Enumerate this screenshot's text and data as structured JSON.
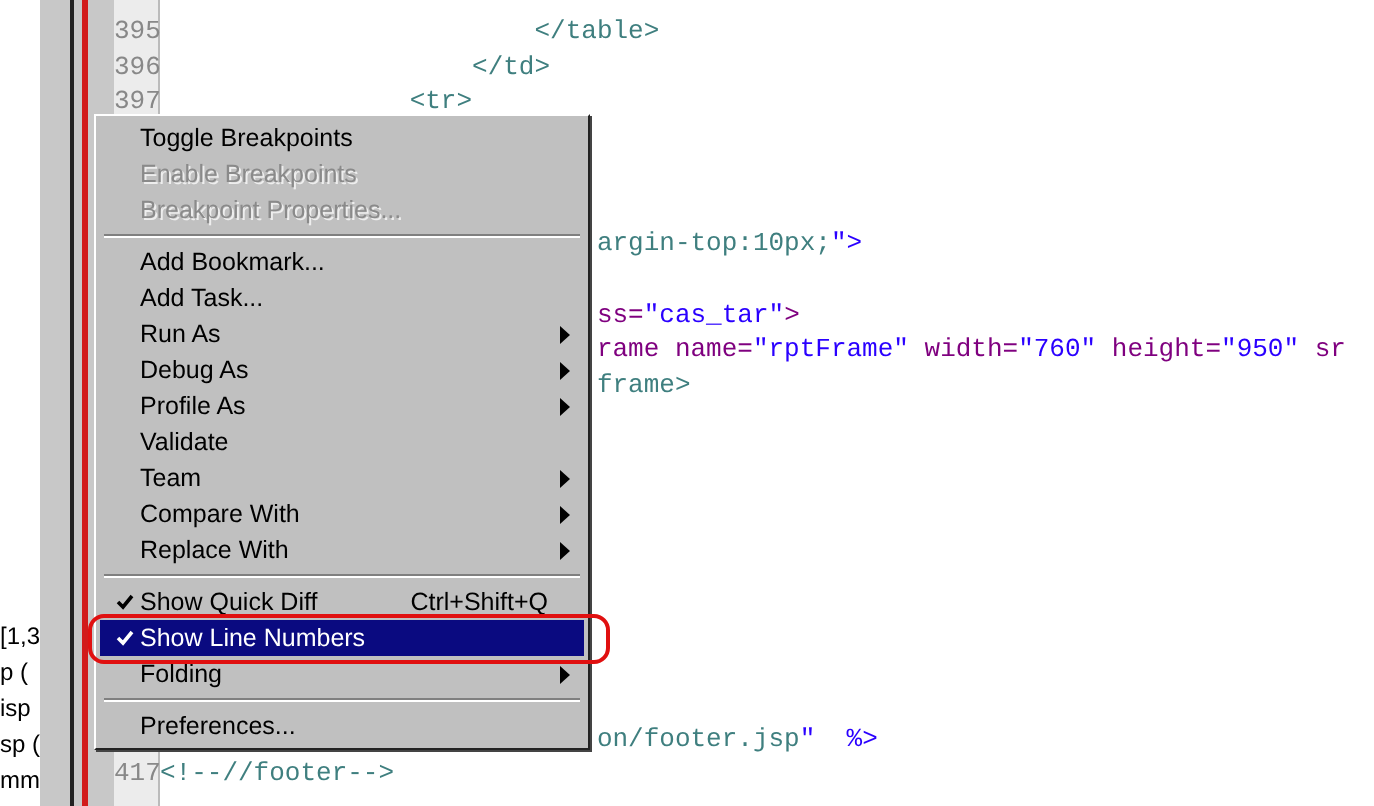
{
  "side_panel": {
    "lines": [
      "[1,3",
      "p (",
      "isp",
      "sp (",
      "mm"
    ]
  },
  "editor": {
    "lines": [
      {
        "kind": "code",
        "number": "395",
        "text": "                        </table>"
      },
      {
        "kind": "code",
        "number": "396",
        "text": "                    </td>"
      },
      {
        "kind": "code",
        "number": "397",
        "text": "                <tr>"
      },
      {
        "kind": "blank"
      },
      {
        "kind": "blank"
      },
      {
        "kind": "blank"
      },
      {
        "kind": "code",
        "text": "                            argin-top:10px;\">"
      },
      {
        "kind": "blank"
      },
      {
        "kind": "code",
        "text": "                            ss=\"cas_tar\">"
      },
      {
        "kind": "code",
        "text": "                            rame name=\"rptFrame\" width=\"760\" height=\"950\" sr"
      },
      {
        "kind": "code",
        "text": "                            frame>"
      },
      {
        "kind": "blank"
      },
      {
        "kind": "blank"
      },
      {
        "kind": "blank"
      },
      {
        "kind": "blank"
      },
      {
        "kind": "blank"
      },
      {
        "kind": "blank"
      },
      {
        "kind": "blank"
      },
      {
        "kind": "blank"
      },
      {
        "kind": "blank"
      },
      {
        "kind": "code",
        "text": "                            on/footer.jsp\"  %>"
      },
      {
        "kind": "code",
        "number": "417",
        "text": "<!--//footer-->"
      }
    ]
  },
  "context_menu": {
    "items": [
      {
        "kind": "item",
        "label": "Toggle Breakpoints",
        "disabled": false,
        "checked": false,
        "selected": false,
        "submenu": false
      },
      {
        "kind": "item",
        "label": "Enable Breakpoints",
        "disabled": true,
        "checked": false,
        "selected": false,
        "submenu": false
      },
      {
        "kind": "item",
        "label": "Breakpoint Properties...",
        "disabled": true,
        "checked": false,
        "selected": false,
        "submenu": false
      },
      {
        "kind": "separator"
      },
      {
        "kind": "item",
        "label": "Add Bookmark...",
        "disabled": false,
        "checked": false,
        "selected": false,
        "submenu": false
      },
      {
        "kind": "item",
        "label": "Add Task...",
        "disabled": false,
        "checked": false,
        "selected": false,
        "submenu": false
      },
      {
        "kind": "item",
        "label": "Run As",
        "disabled": false,
        "checked": false,
        "selected": false,
        "submenu": true
      },
      {
        "kind": "item",
        "label": "Debug As",
        "disabled": false,
        "checked": false,
        "selected": false,
        "submenu": true
      },
      {
        "kind": "item",
        "label": "Profile As",
        "disabled": false,
        "checked": false,
        "selected": false,
        "submenu": true
      },
      {
        "kind": "item",
        "label": "Validate",
        "disabled": false,
        "checked": false,
        "selected": false,
        "submenu": false
      },
      {
        "kind": "item",
        "label": "Team",
        "disabled": false,
        "checked": false,
        "selected": false,
        "submenu": true
      },
      {
        "kind": "item",
        "label": "Compare With",
        "disabled": false,
        "checked": false,
        "selected": false,
        "submenu": true
      },
      {
        "kind": "item",
        "label": "Replace With",
        "disabled": false,
        "checked": false,
        "selected": false,
        "submenu": true
      },
      {
        "kind": "separator"
      },
      {
        "kind": "item",
        "label": "Show Quick Diff",
        "shortcut": "Ctrl+Shift+Q",
        "disabled": false,
        "checked": true,
        "selected": false,
        "submenu": false
      },
      {
        "kind": "item",
        "label": "Show Line Numbers",
        "disabled": false,
        "checked": true,
        "selected": true,
        "submenu": false
      },
      {
        "kind": "item",
        "label": "Folding",
        "disabled": false,
        "checked": false,
        "selected": false,
        "submenu": true
      },
      {
        "kind": "separator"
      },
      {
        "kind": "item",
        "label": "Preferences...",
        "disabled": false,
        "checked": false,
        "selected": false,
        "submenu": false
      }
    ]
  }
}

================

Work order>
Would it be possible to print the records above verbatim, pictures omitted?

Exercise result>
Enumerate this screenshot's text and data as structured JSON.
{
  "side_panel": {
    "lines": [
      "[1,3",
      "p (",
      "isp",
      "sp (",
      "mm"
    ]
  },
  "editor": {
    "lines": [
      {
        "kind": "code",
        "number": "395",
        "text": "                        </table>"
      },
      {
        "kind": "code",
        "number": "396",
        "text": "                    </td>"
      },
      {
        "kind": "code",
        "number": "397",
        "text": "                <tr>"
      },
      {
        "kind": "blank"
      },
      {
        "kind": "blank"
      },
      {
        "kind": "blank"
      },
      {
        "kind": "code",
        "text": "                            argin-top:10px;\">"
      },
      {
        "kind": "blank"
      },
      {
        "kind": "code",
        "text": "                            ss=\"cas_tar\">"
      },
      {
        "kind": "code",
        "text": "                            rame name=\"rptFrame\" width=\"760\" height=\"950\" sr"
      },
      {
        "kind": "code",
        "text": "                            frame>"
      },
      {
        "kind": "blank"
      },
      {
        "kind": "blank"
      },
      {
        "kind": "blank"
      },
      {
        "kind": "blank"
      },
      {
        "kind": "blank"
      },
      {
        "kind": "blank"
      },
      {
        "kind": "blank"
      },
      {
        "kind": "blank"
      },
      {
        "kind": "blank"
      },
      {
        "kind": "code",
        "text": "                            on/footer.jsp\"  %>"
      },
      {
        "kind": "code",
        "number": "417",
        "text": "<!--//footer-->"
      }
    ]
  },
  "context_menu": {
    "items": [
      {
        "kind": "item",
        "label": "Toggle Breakpoints",
        "disabled": false,
        "checked": false,
        "selected": false,
        "submenu": false
      },
      {
        "kind": "item",
        "label": "Enable Breakpoints",
        "disabled": true,
        "checked": false,
        "selected": false,
        "submenu": false
      },
      {
        "kind": "item",
        "label": "Breakpoint Properties...",
        "disabled": true,
        "checked": false,
        "selected": false,
        "submenu": false
      },
      {
        "kind": "separator"
      },
      {
        "kind": "item",
        "label": "Add Bookmark...",
        "disabled": false,
        "checked": false,
        "selected": false,
        "submenu": false
      },
      {
        "kind": "item",
        "label": "Add Task...",
        "disabled": false,
        "checked": false,
        "selected": false,
        "submenu": false
      },
      {
        "kind": "item",
        "label": "Run As",
        "disabled": false,
        "checked": false,
        "selected": false,
        "submenu": true
      },
      {
        "kind": "item",
        "label": "Debug As",
        "disabled": false,
        "checked": false,
        "selected": false,
        "submenu": true
      },
      {
        "kind": "item",
        "label": "Profile As",
        "disabled": false,
        "checked": false,
        "selected": false,
        "submenu": true
      },
      {
        "kind": "item",
        "label": "Validate",
        "disabled": false,
        "checked": false,
        "selected": false,
        "submenu": false
      },
      {
        "kind": "item",
        "label": "Team",
        "disabled": false,
        "checked": false,
        "selected": false,
        "submenu": true
      },
      {
        "kind": "item",
        "label": "Compare With",
        "disabled": false,
        "checked": false,
        "selected": false,
        "submenu": true
      },
      {
        "kind": "item",
        "label": "Replace With",
        "disabled": false,
        "checked": false,
        "selected": false,
        "submenu": true
      },
      {
        "kind": "separator"
      },
      {
        "kind": "item",
        "label": "Show Quick Diff",
        "shortcut": "Ctrl+Shift+Q",
        "disabled": false,
        "checked": true,
        "selected": false,
        "submenu": false
      },
      {
        "kind": "item",
        "label": "Show Line Numbers",
        "disabled": false,
        "checked": true,
        "selected": true,
        "submenu": false
      },
      {
        "kind": "item",
        "label": "Folding",
        "disabled": false,
        "checked": false,
        "selected": false,
        "submenu": true
      },
      {
        "kind": "separator"
      },
      {
        "kind": "item",
        "label": "Preferences...",
        "disabled": false,
        "checked": false,
        "selected": false,
        "submenu": false
      }
    ]
  }
}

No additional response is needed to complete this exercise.